It is taken for granted by many Canadians that the Iraq war has been a failure. But many of those who believe this seem to have stopped their mental clocks in 2006 at the height of the insurgency, when dozens of deaths by ambush and roadside bombs were a daily occurrence. Over the last year, during the "surge" that brought more U.S. troops to Iraq, remarkable gains have taken place. On this, the fifth anniversary of the 2003 invasion, it's only right that we enumerate the lessons learned.
To be sure, American civilian war planners made many mistakes following the initial, successful invasion. Chief among these was the decision to overrule senior generals' estimates that at least 400,000 troops would be needed to maintain the peace in the months immediately following the liberation. When General Eric Shinseki, then the Army chief of staff, proposed sending nearly half a million soldiers, his political masters -- notably defence secretary Donald Rumsfeld and deputy secretary Paul Wolfowitz -- denounced his estimate as "wildly off the mark." Instead, the decision was made to limit the deployment to fewer than 200,000, in the belief that superior equipment and technology could replace boots on the ground.
Without sufficient troops, the coalition could not secure Iraq's borders. Jihadis flowed in from Syria, Iran and Saudi Arabia; bombs and missiles followed. Jihadis also beat coalition forces to major weapons caches. There were too few coalition forces to patrol the streets, collect intelligence about terror plots, protect Iraq's civilian population and permit the resumption of normal daily life.
Attacks on essential infrastructure, such as pipelines and power plants, could not be stopped, so oil could not flow and the lights could not be kept on. That meant Iraq's government had less oil-generated income than expected and businesses -- small and large -- could not operate fully since their owners could not be guaranteed a reliable power supply.
The U.S. purging of Baathists -- the members of Saddam Hussein's old ruling party -- went too far. Reliable bureaucrats, army commanders and soldiers who knew the country were shunted to the sidelines, even though they were not Saddam loyalists. Many took up arms against the occupying army.
Young men without work were attracted to charismatic Shiite and Sunni militia leaders who offered them pay to fight the Americans. And neighbourhood leaders who could not trust coalition forces to secure their streets gravitated toward the militiamen, too.

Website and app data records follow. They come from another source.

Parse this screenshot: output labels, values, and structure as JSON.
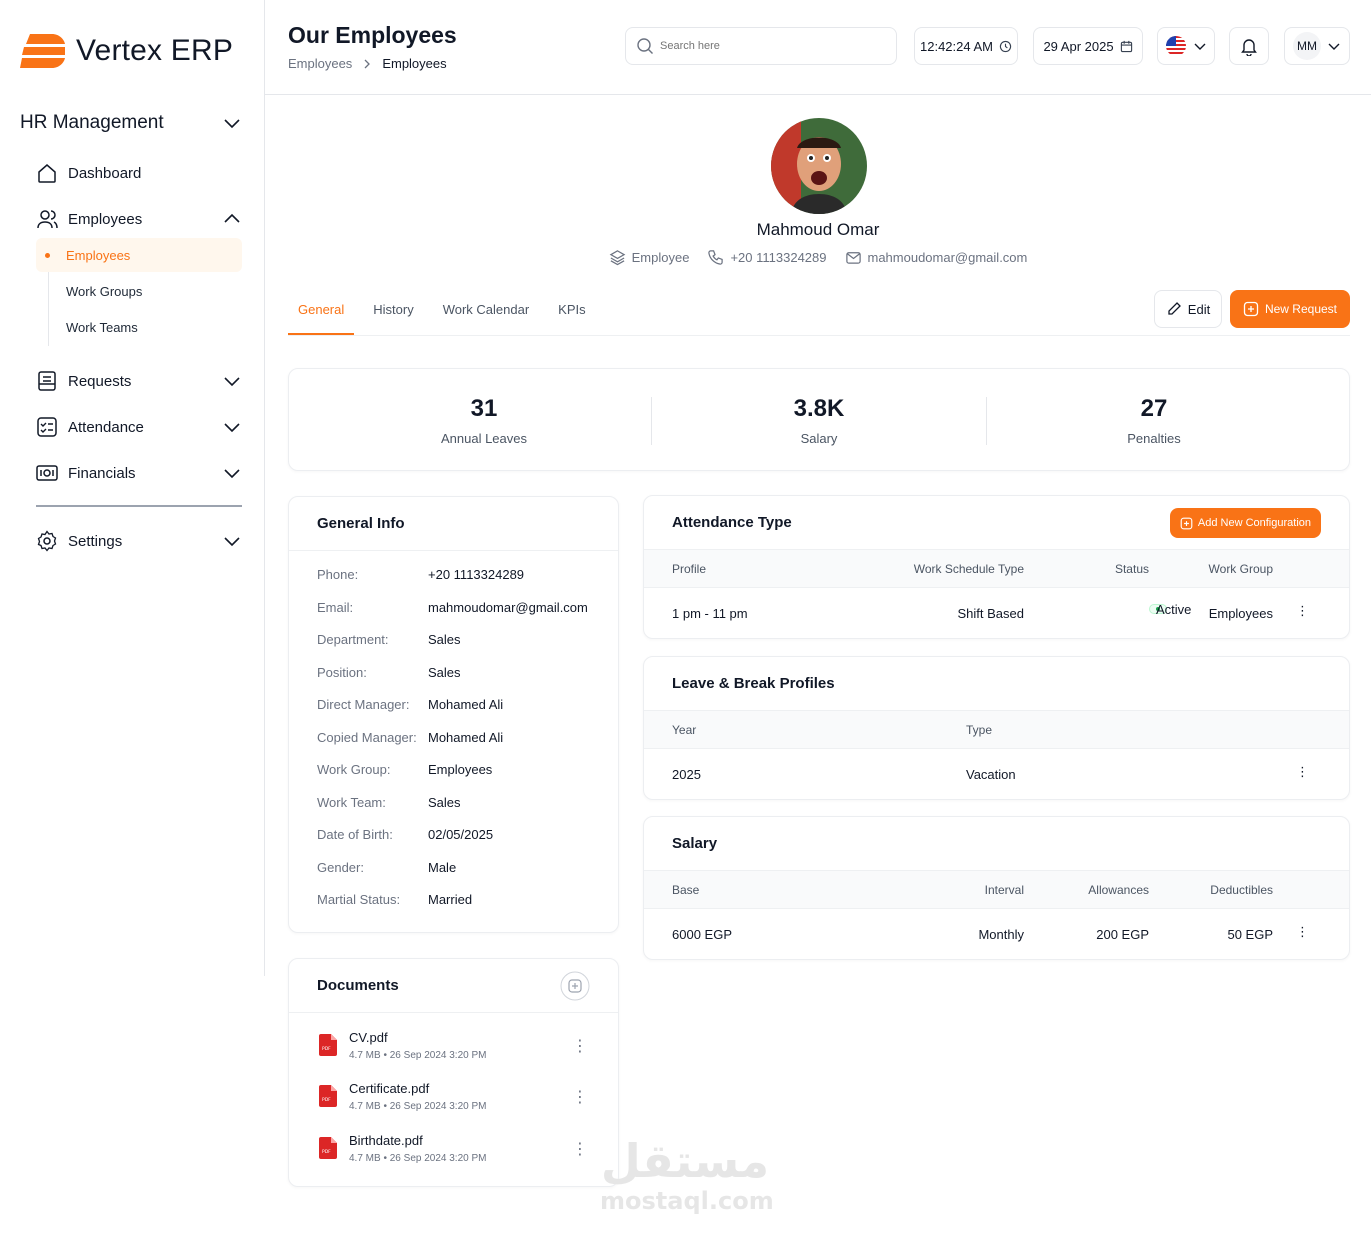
{
  "brand": {
    "name": "Vertex ERP",
    "accent": "#f97316"
  },
  "sidebar": {
    "section_title": "HR Management",
    "items": [
      {
        "label": "Dashboard"
      },
      {
        "label": "Employees"
      },
      {
        "label": "Requests"
      },
      {
        "label": "Attendance"
      },
      {
        "label": "Financials"
      },
      {
        "label": "Settings"
      }
    ],
    "sub_items": [
      {
        "label": "Employees"
      },
      {
        "label": "Work Groups"
      },
      {
        "label": "Work Teams"
      }
    ]
  },
  "header": {
    "title": "Our Employees",
    "breadcrumb": [
      "Employees",
      "Employees"
    ],
    "search_placeholder": "Search here",
    "time": "12:42:24 AM",
    "date": "29 Apr 2025",
    "user_initials": "MM"
  },
  "profile": {
    "name": "Mahmoud Omar",
    "role": "Employee",
    "phone": "+20 1113324289",
    "email": "mahmoudomar@gmail.com"
  },
  "tabs": [
    "General",
    "History",
    "Work Calendar",
    "KPIs"
  ],
  "actions": {
    "edit": "Edit",
    "new_request": "New Request"
  },
  "stats": [
    {
      "value": "31",
      "label": "Annual Leaves"
    },
    {
      "value": "3.8K",
      "label": "Salary"
    },
    {
      "value": "27",
      "label": "Penalties"
    }
  ],
  "general_info": {
    "title": "General Info",
    "rows": [
      {
        "k": "Phone:",
        "v": "+20 1113324289"
      },
      {
        "k": "Email:",
        "v": "mahmoudomar@gmail.com"
      },
      {
        "k": "Department:",
        "v": "Sales"
      },
      {
        "k": "Position:",
        "v": "Sales"
      },
      {
        "k": "Direct Manager:",
        "v": "Mohamed Ali"
      },
      {
        "k": "Copied Manager:",
        "v": "Mohamed Ali"
      },
      {
        "k": "Work Group:",
        "v": "Employees"
      },
      {
        "k": "Work Team:",
        "v": "Sales"
      },
      {
        "k": "Date of Birth:",
        "v": "02/05/2025"
      },
      {
        "k": "Gender:",
        "v": "Male"
      },
      {
        "k": "Martial Status:",
        "v": "Married"
      }
    ]
  },
  "documents": {
    "title": "Documents",
    "files": [
      {
        "name": "CV.pdf",
        "size": "4.7 MB",
        "date": "26 Sep 2024 3:20 PM"
      },
      {
        "name": "Certificate.pdf",
        "size": "4.7 MB",
        "date": "26 Sep 2024 3:20 PM"
      },
      {
        "name": "Birthdate.pdf",
        "size": "4.7 MB",
        "date": "26 Sep 2024 3:20 PM"
      }
    ]
  },
  "attendance": {
    "title": "Attendance Type",
    "add_button": "Add New Configuration",
    "columns": [
      "Profile",
      "Work Schedule Type",
      "Status",
      "Work Group"
    ],
    "row": {
      "profile": "1 pm - 11 pm",
      "schedule": "Shift Based",
      "status": "Active",
      "group": "Employees"
    }
  },
  "leave": {
    "title": "Leave & Break Profiles",
    "columns": [
      "Year",
      "Type"
    ],
    "row": {
      "year": "2025",
      "type": "Vacation"
    }
  },
  "salary": {
    "title": "Salary",
    "columns": [
      "Base",
      "Interval",
      "Allowances",
      "Deductibles"
    ],
    "row": {
      "base": "6000 EGP",
      "interval": "Monthly",
      "allowances": "200 EGP",
      "deductibles": "50 EGP"
    }
  },
  "watermark": {
    "arabic": "مستقل",
    "latin": "mostaql.com"
  }
}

Still, since the surge began a year ago, Iraq has changed. The overall picture that emerges is of a country that is gradually growing safer and happier. A poll done last week for American, British, German and Japanese television networks indicates 55% of Iraqis believe life is "going well," compared to just 39% last August. Most now think the 2003 invasion was a good thing, and while they are not always happy with U.S. troops, 80% are happy the Americans are there battling al-Qaeda in Iraq.
The Awakening Councils -- the anti-al-Qaeda alliances between tribal leaders, American commanders and the Iraq army -- have cut off al-Qaeda's supplies, safe houses and sources of recruits. Meanwhile, the Sons of Iraq neighbourhood patrols that pay citizens $450 a month to guard the streets around their homes and businesses have cut crime and minor acts of terror.
Oil is flowing at the rate of over two million barrels per day and the electricity is on for a nationwide average of 13 hours a day, versus just nine at the height of the insurgency.
Most important of all, deaths have dropped dramatically. Although Americans will likely suffer their 4,000th combat death this month or next, their fatal casualties have fallen from nearly 140 a month last summer to fewer than 20 a month now. Iraqi civilian deaths are down as well, from nearly 4,000 a month to under 500.
Sunnis -- the dominant sect under Saddam -- still feel victimized, and Kurds still seek their own nation carved out of Iraq, both of which are huge problems. However, in January, the Iraqi Parliament passed landmark legislation dealing with radicals from all elements who find their way into the military or civil service. This should permit the reintroduction of thousands of Sunnis into Iraq's administration and mainstream culture -- they had suffered a blanket ban under previous such laws -- and facilitate the expulsion of radical Shiites friendly to Iran and militia leaders such as Moqtada al-Sadr.
That this might have come about much sooner, say, in 2004, if the U.S. had executed the occupation better is the tragedy of Iraq. Still, Iraq is a better place now than it was under Saddam, and its future is brighter. The world has also been spared the menace of a genocidal dictator playing the world community for fools, and acting as a champion of militant Arabism and a patron to Islamist suicide bombers.